■ **Task requirements**:
What follows is a set of records. Copy them exactly and leave out the images.

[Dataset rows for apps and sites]
════
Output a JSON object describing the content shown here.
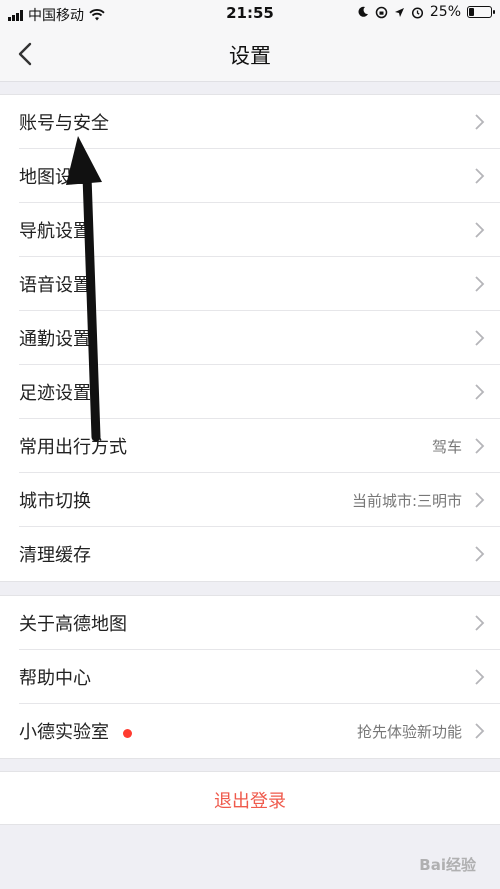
{
  "status_bar": {
    "carrier": "中国移动",
    "time": "21:55",
    "battery_text": "25%",
    "battery_level": 0.25
  },
  "nav": {
    "title": "设置"
  },
  "group1": [
    {
      "label": "账号与安全",
      "value": ""
    },
    {
      "label": "地图设置",
      "value": ""
    },
    {
      "label": "导航设置",
      "value": ""
    },
    {
      "label": "语音设置",
      "value": ""
    },
    {
      "label": "通勤设置",
      "value": ""
    },
    {
      "label": "足迹设置",
      "value": ""
    },
    {
      "label": "常用出行方式",
      "value": "驾车"
    },
    {
      "label": "城市切换",
      "value": "当前城市:三明市"
    },
    {
      "label": "清理缓存",
      "value": ""
    }
  ],
  "group2": [
    {
      "label": "关于高德地图",
      "value": ""
    },
    {
      "label": "帮助中心",
      "value": ""
    },
    {
      "label": "小德实验室",
      "value": "抢先体验新功能"
    }
  ],
  "logout": {
    "label": "退出登录"
  },
  "watermark": {
    "text": "Bai经验"
  },
  "colors": {
    "logout_red": "#ef5a4c",
    "dot_red": "#ff3b30",
    "background": "#efeff4"
  }
}
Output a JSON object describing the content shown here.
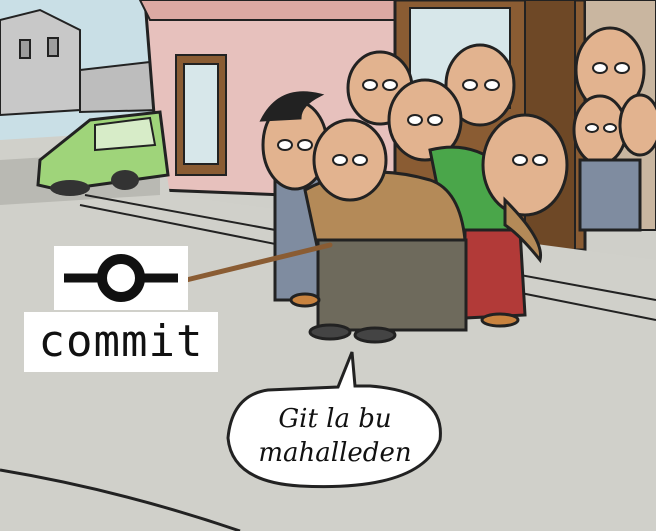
{
  "commit_badge": {
    "icon": "git-commit-icon",
    "label": "commit"
  },
  "speech_bubble": {
    "line1": "Git la bu",
    "line2": "mahalleden"
  },
  "colors": {
    "sky": "#c9dfe6",
    "wall_pink": "#e7c1bd",
    "sidewalk": "#d0d0ca",
    "car": "#9fd47a",
    "sweater_brown": "#b48a58",
    "shirt_green": "#4aa64a",
    "skirt_red": "#b23a38",
    "pants_gray": "#6e6a5c",
    "door_brown": "#8a5c33"
  }
}
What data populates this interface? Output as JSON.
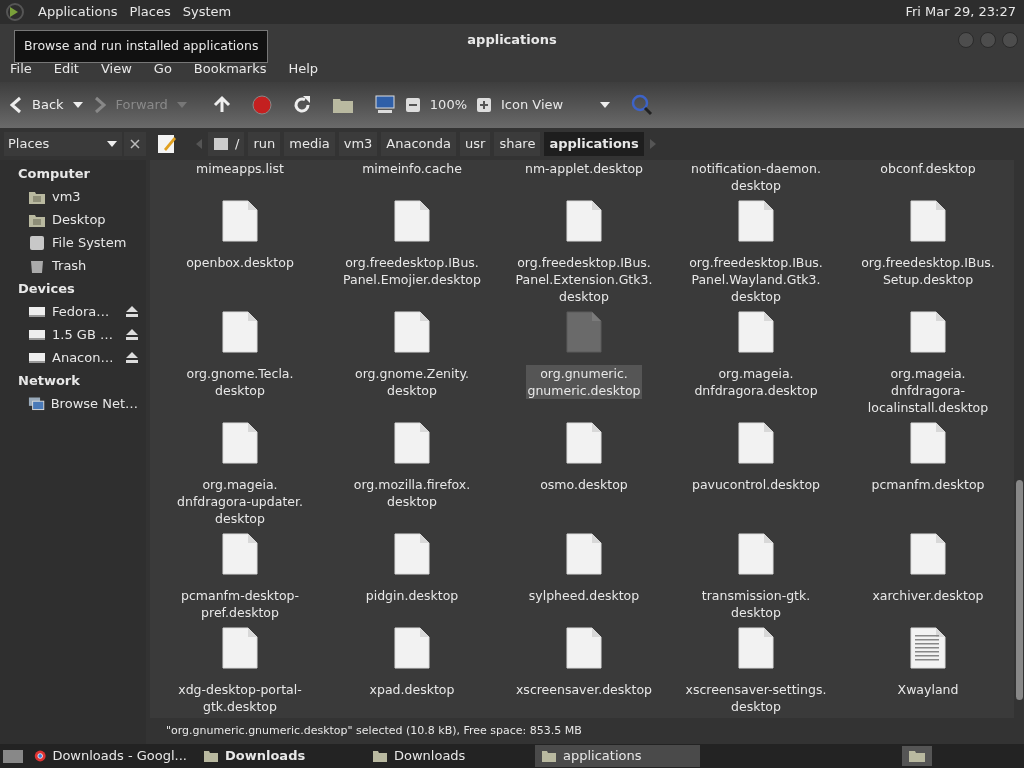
{
  "top_panel": {
    "menus": [
      "Applications",
      "Places",
      "System"
    ],
    "clock": "Fri Mar 29, 23:27"
  },
  "tooltip": "Browse and run installed applications",
  "window": {
    "title": "applications"
  },
  "menubar": [
    "File",
    "Edit",
    "View",
    "Go",
    "Bookmarks",
    "Help"
  ],
  "toolbar": {
    "back": {
      "label": "Back",
      "disabled": false
    },
    "forward": {
      "label": "Forward",
      "disabled": true
    },
    "zoom": "100%",
    "view_mode": "Icon View"
  },
  "side_pane": {
    "selector": "Places",
    "sections": [
      {
        "title": "Computer",
        "items": [
          {
            "kind": "home",
            "label": "vm3",
            "eject": false
          },
          {
            "kind": "desktop",
            "label": "Desktop",
            "eject": false
          },
          {
            "kind": "filesystem",
            "label": "File System",
            "eject": false
          },
          {
            "kind": "trash",
            "label": "Trash",
            "eject": false
          }
        ]
      },
      {
        "title": "Devices",
        "items": [
          {
            "kind": "drive",
            "label": "Fedora…",
            "eject": true
          },
          {
            "kind": "drive",
            "label": "1.5 GB …",
            "eject": true
          },
          {
            "kind": "drive",
            "label": "Anacon…",
            "eject": true
          }
        ]
      },
      {
        "title": "Network",
        "items": [
          {
            "kind": "network",
            "label": "Browse Net…",
            "eject": false
          }
        ]
      }
    ]
  },
  "path_bar": [
    {
      "label": "/",
      "root": true,
      "selected": false
    },
    {
      "label": "run",
      "root": false,
      "selected": false
    },
    {
      "label": "media",
      "root": false,
      "selected": false
    },
    {
      "label": "vm3",
      "root": false,
      "selected": false
    },
    {
      "label": "Anaconda",
      "root": false,
      "selected": false
    },
    {
      "label": "usr",
      "root": false,
      "selected": false
    },
    {
      "label": "share",
      "root": false,
      "selected": false
    },
    {
      "label": "applications",
      "root": false,
      "selected": true
    }
  ],
  "files": [
    {
      "kind": "partial",
      "label": "mimeapps.list",
      "selected": false
    },
    {
      "kind": "partial",
      "label": "mimeinfo.cache",
      "selected": false
    },
    {
      "kind": "partial",
      "label": "nm-applet.desktop",
      "selected": false
    },
    {
      "kind": "partial",
      "label": "notification-daemon.\ndesktop",
      "selected": false
    },
    {
      "kind": "partial",
      "label": "obconf.desktop",
      "selected": false
    },
    {
      "kind": "file",
      "label": "openbox.desktop",
      "selected": false
    },
    {
      "kind": "file",
      "label": "org.freedesktop.IBus.\nPanel.Emojier.desktop",
      "selected": false
    },
    {
      "kind": "file",
      "label": "org.freedesktop.IBus.\nPanel.Extension.Gtk3.\ndesktop",
      "selected": false
    },
    {
      "kind": "file",
      "label": "org.freedesktop.IBus.\nPanel.Wayland.Gtk3.\ndesktop",
      "selected": false
    },
    {
      "kind": "file",
      "label": "org.freedesktop.IBus.\nSetup.desktop",
      "selected": false
    },
    {
      "kind": "file",
      "label": "org.gnome.Tecla.\ndesktop",
      "selected": false
    },
    {
      "kind": "file",
      "label": "org.gnome.Zenity.\ndesktop",
      "selected": false
    },
    {
      "kind": "file",
      "label": "org.gnumeric.\ngnumeric.desktop",
      "selected": true
    },
    {
      "kind": "file",
      "label": "org.mageia.\ndnfdragora.desktop",
      "selected": false
    },
    {
      "kind": "file",
      "label": "org.mageia.\ndnfdragora-\nlocalinstall.desktop",
      "selected": false
    },
    {
      "kind": "file",
      "label": "org.mageia.\ndnfdragora-updater.\ndesktop",
      "selected": false
    },
    {
      "kind": "file",
      "label": "org.mozilla.firefox.\ndesktop",
      "selected": false
    },
    {
      "kind": "file",
      "label": "osmo.desktop",
      "selected": false
    },
    {
      "kind": "file",
      "label": "pavucontrol.desktop",
      "selected": false
    },
    {
      "kind": "file",
      "label": "pcmanfm.desktop",
      "selected": false
    },
    {
      "kind": "file",
      "label": "pcmanfm-desktop-\npref.desktop",
      "selected": false
    },
    {
      "kind": "file",
      "label": "pidgin.desktop",
      "selected": false
    },
    {
      "kind": "file",
      "label": "sylpheed.desktop",
      "selected": false
    },
    {
      "kind": "file",
      "label": "transmission-gtk.\ndesktop",
      "selected": false
    },
    {
      "kind": "file",
      "label": "xarchiver.desktop",
      "selected": false
    },
    {
      "kind": "file",
      "label": "xdg-desktop-portal-\ngtk.desktop",
      "selected": false
    },
    {
      "kind": "file",
      "label": "xpad.desktop",
      "selected": false
    },
    {
      "kind": "file",
      "label": "xscreensaver.desktop",
      "selected": false
    },
    {
      "kind": "file",
      "label": "xscreensaver-settings.\ndesktop",
      "selected": false
    },
    {
      "kind": "text",
      "label": "Xwayland",
      "selected": false
    }
  ],
  "status_bar": "\"org.gnumeric.gnumeric.desktop\" selected (10.8 kB), Free space: 853.5 MB",
  "taskbar": [
    {
      "kind": "browser",
      "label": "Downloads - Googl...",
      "selected": false,
      "bold": false
    },
    {
      "kind": "folder",
      "label": "Downloads",
      "selected": false,
      "bold": true
    },
    {
      "kind": "folder",
      "label": "Downloads",
      "selected": false,
      "bold": false
    },
    {
      "kind": "folder",
      "label": "applications",
      "selected": true,
      "bold": false
    }
  ]
}
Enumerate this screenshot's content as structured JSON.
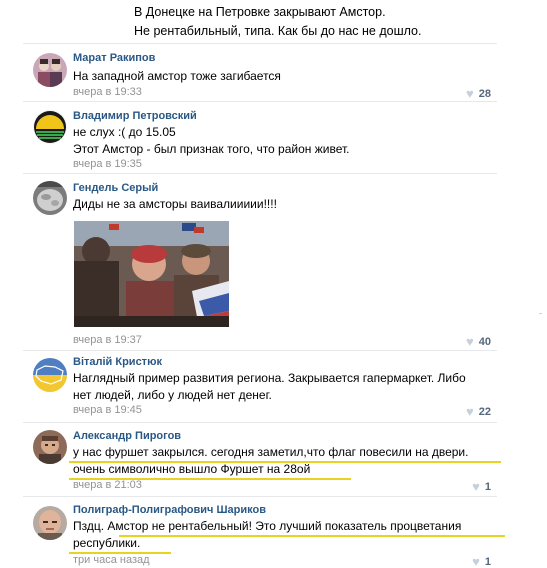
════
■ **Answer box**:
Output a JSON object describing the content shown here.
{
  "status_bar": {
    "carrier": "中国移动",
    "time": "21:55",
    "battery_text": "25%",
    "battery_level": 0.25
  },
  "nav": {
    "title": "设置"
  },
  "group1": [
    {
      "label": "账号与安全",
      "value": ""
    },
    {
      "label": "地图设置",
      "value": ""
    },
    {
      "label": "导航设置",
      "value": ""
    },
    {
      "label": "语音设置",
      "value": ""
    },
    {
      "label": "通勤设置",
      "value": ""
    },
    {
      "label": "足迹设置",
      "value": ""
    },
    {
      "label": "常用出行方式",
      "value": "驾车"
    },
    {
      "label": "城市切换",
      "value": "当前城市:三明市"
    },
    {
      "label": "清理缓存",
      "value": ""
    }
  ],
  "group2": [
    {
      "label": "关于高德地图",
      "value": ""
    },
    {
      "label": "帮助中心",
      "value": ""
    },
    {
      "label": "小德实验室",
      "value": "抢先体验新功能"
    }
  ],
  "logout": {
    "label": "退出登录"
  },
  "watermark": {
    "text": "Bai经验"
  },
  "colors": {
    "logout_red": "#ef5a4c",
    "dot_red": "#ff3b30",
    "background": "#efeff4"
  }
}
Output a JSON object describing the content shown here.
{
  "commit_badge": {
    "icon": "git-commit-icon",
    "label": "commit"
  },
  "speech_bubble": {
    "line1": "Git la bu",
    "line2": "mahalleden"
  },
  "colors": {
    "sky": "#c9dfe6",
    "wall_pink": "#e7c1bd",
    "sidewalk": "#d0d0ca",
    "car": "#9fd47a",
    "sweater_brown": "#b48a58",
    "shirt_green": "#4aa64a",
    "skirt_red": "#b23a38",
    "pants_gray": "#6e6a5c",
    "door_brown": "#8a5c33"
  }
}
What data populates this interface? Output as JSON.
{
  "top_panel": {
    "menus": [
      "Applications",
      "Places",
      "System"
    ],
    "clock": "Fri Mar 29, 23:27"
  },
  "tooltip": "Browse and run installed applications",
  "window": {
    "title": "applications"
  },
  "menubar": [
    "File",
    "Edit",
    "View",
    "Go",
    "Bookmarks",
    "Help"
  ],
  "toolbar": {
    "back": {
      "label": "Back",
      "disabled": false
    },
    "forward": {
      "label": "Forward",
      "disabled": true
    },
    "zoom": "100%",
    "view_mode": "Icon View"
  },
  "side_pane": {
    "selector": "Places",
    "sections": [
      {
        "title": "Computer",
        "items": [
          {
            "kind": "home",
            "label": "vm3",
            "eject": false
          },
          {
            "kind": "desktop",
            "label": "Desktop",
            "eject": false
          },
          {
            "kind": "filesystem",
            "label": "File System",
            "eject": false
          },
          {
            "kind": "trash",
            "label": "Trash",
            "eject": false
          }
        ]
      },
      {
        "title": "Devices",
        "items": [
          {
            "kind": "drive",
            "label": "Fedora…",
            "eject": true
          },
          {
            "kind": "drive",
            "label": "1.5 GB …",
            "eject": true
          },
          {
            "kind": "drive",
            "label": "Anacon…",
            "eject": true
          }
        ]
      },
      {
        "title": "Network",
        "items": [
          {
            "kind": "network",
            "label": "Browse Net…",
            "eject": false
          }
        ]
      }
    ]
  },
  "path_bar": [
    {
      "label": "/",
      "root": true,
      "selected": false
    },
    {
      "label": "run",
      "root": false,
      "selected": false
    },
    {
      "label": "media",
      "root": false,
      "selected": false
    },
    {
      "label": "vm3",
      "root": false,
      "selected": false
    },
    {
      "label": "Anaconda",
      "root": false,
      "selected": false
    },
    {
      "label": "usr",
      "root": false,
      "selected": false
    },
    {
      "label": "share",
      "root": false,
      "selected": false
    },
    {
      "label": "applications",
      "root": false,
      "selected": true
    }
  ],
  "files": [
    {
      "kind": "partial",
      "label": "mimeapps.list",
      "selected": false
    },
    {
      "kind": "partial",
      "label": "mimeinfo.cache",
      "selected": false
    },
    {
      "kind": "partial",
      "label": "nm-applet.desktop",
      "selected": false
    },
    {
      "kind": "partial",
      "label": "notification-daemon.\ndesktop",
      "selected": false
    },
    {
      "kind": "partial",
      "label": "obconf.desktop",
      "selected": false
    },
    {
      "kind": "file",
      "label": "openbox.desktop",
      "selected": false
    },
    {
      "kind": "file",
      "label": "org.freedesktop.IBus.\nPanel.Emojier.desktop",
      "selected": false
    },
    {
      "kind": "file",
      "label": "org.freedesktop.IBus.\nPanel.Extension.Gtk3.\ndesktop",
      "selected": false
    },
    {
      "kind": "file",
      "label": "org.freedesktop.IBus.\nPanel.Wayland.Gtk3.\ndesktop",
      "selected": false
    },
    {
      "kind": "file",
      "label": "org.freedesktop.IBus.\nSetup.desktop",
      "selected": false
    },
    {
      "kind": "file",
      "label": "org.gnome.Tecla.\ndesktop",
      "selected": false
    },
    {
      "kind": "file",
      "label": "org.gnome.Zenity.\ndesktop",
      "selected": false
    },
    {
      "kind": "file",
      "label": "org.gnumeric.\ngnumeric.desktop",
      "selected": true
    },
    {
      "kind": "file",
      "label": "org.mageia.\ndnfdragora.desktop",
      "selected": false
    },
    {
      "kind": "file",
      "label": "org.mageia.\ndnfdragora-\nlocalinstall.desktop",
      "selected": false
    },
    {
      "kind": "file",
      "label": "org.mageia.\ndnfdragora-updater.\ndesktop",
      "selected": false
    },
    {
      "kind": "file",
      "label": "org.mozilla.firefox.\ndesktop",
      "selected": false
    },
    {
      "kind": "file",
      "label": "osmo.desktop",
      "selected": false
    },
    {
      "kind": "file",
      "label": "pavucontrol.desktop",
      "selected": false
    },
    {
      "kind": "file",
      "label": "pcmanfm.desktop",
      "selected": false
    },
    {
      "kind": "file",
      "label": "pcmanfm-desktop-\npref.desktop",
      "selected": false
    },
    {
      "kind": "file",
      "label": "pidgin.desktop",
      "selected": false
    },
    {
      "kind": "file",
      "label": "sylpheed.desktop",
      "selected": false
    },
    {
      "kind": "file",
      "label": "transmission-gtk.\ndesktop",
      "selected": false
    },
    {
      "kind": "file",
      "label": "xarchiver.desktop",
      "selected": false
    },
    {
      "kind": "file",
      "label": "xdg-desktop-portal-\ngtk.desktop",
      "selected": false
    },
    {
      "kind": "file",
      "label": "xpad.desktop",
      "selected": false
    },
    {
      "kind": "file",
      "label": "xscreensaver.desktop",
      "selected": false
    },
    {
      "kind": "file",
      "label": "xscreensaver-settings.\ndesktop",
      "selected": false
    },
    {
      "kind": "text",
      "label": "Xwayland",
      "selected": false
    }
  ],
  "status_bar": "\"org.gnumeric.gnumeric.desktop\" selected (10.8 kB), Free space: 853.5 MB",
  "taskbar": [
    {
      "kind": "browser",
      "label": "Downloads - Googl...",
      "selected": false,
      "bold": false
    },
    {
      "kind": "folder",
      "label": "Downloads",
      "selected": false,
      "bold": true
    },
    {
      "kind": "folder",
      "label": "Downloads",
      "selected": false,
      "bold": false
    },
    {
      "kind": "folder",
      "label": "applications",
      "selected": true,
      "bold": false
    }
  ]
}
Enumerate this screenshot's content as structured JSON.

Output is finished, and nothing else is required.